TASK ITEM:
Repeat the entire listing exactly as written.

DATA PROVIDED:
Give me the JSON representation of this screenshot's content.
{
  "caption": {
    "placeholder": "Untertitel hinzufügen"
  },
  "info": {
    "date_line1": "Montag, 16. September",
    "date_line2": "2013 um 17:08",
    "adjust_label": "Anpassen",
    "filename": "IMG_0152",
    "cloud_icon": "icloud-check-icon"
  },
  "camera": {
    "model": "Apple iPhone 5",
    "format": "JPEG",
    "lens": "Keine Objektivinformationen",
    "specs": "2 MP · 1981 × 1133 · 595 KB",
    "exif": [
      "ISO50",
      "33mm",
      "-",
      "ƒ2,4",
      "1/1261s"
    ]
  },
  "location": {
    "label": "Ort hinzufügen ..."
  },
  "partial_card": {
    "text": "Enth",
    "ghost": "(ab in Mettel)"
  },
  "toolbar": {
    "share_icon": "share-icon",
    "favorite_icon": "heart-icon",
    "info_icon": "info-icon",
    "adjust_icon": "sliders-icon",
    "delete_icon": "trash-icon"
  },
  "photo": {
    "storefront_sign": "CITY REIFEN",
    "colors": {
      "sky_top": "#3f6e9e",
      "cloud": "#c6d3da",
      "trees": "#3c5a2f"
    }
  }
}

RESULT OF THIS TASK:
Give me the JSON representation of this screenshot's content.
{
  "caption": {
    "placeholder": "Untertitel hinzufügen"
  },
  "info": {
    "date_line1": "Montag, 16. September",
    "date_line2": "2013 um 17:08",
    "adjust_label": "Anpassen",
    "filename": "IMG_0152",
    "cloud_icon": "icloud-check-icon"
  },
  "camera": {
    "model": "Apple iPhone 5",
    "format": "JPEG",
    "lens": "Keine Objektivinformationen",
    "specs": "2 MP · 1981 × 1133 · 595 KB",
    "exif": [
      "ISO50",
      "33mm",
      "-",
      "ƒ2,4",
      "1/1261s"
    ]
  },
  "location": {
    "label": "Ort hinzufügen ..."
  },
  "partial_card": {
    "text": "Enth",
    "ghost": "(ab in Mettel)"
  },
  "toolbar": {
    "share_icon": "share-icon",
    "favorite_icon": "heart-icon",
    "info_icon": "info-icon",
    "adjust_icon": "sliders-icon",
    "delete_icon": "trash-icon"
  },
  "photo": {
    "storefront_sign": "CITY REIFEN",
    "colors": {
      "sky_top": "#3f6e9e",
      "cloud": "#c6d3da",
      "trees": "#3c5a2f"
    }
  }
}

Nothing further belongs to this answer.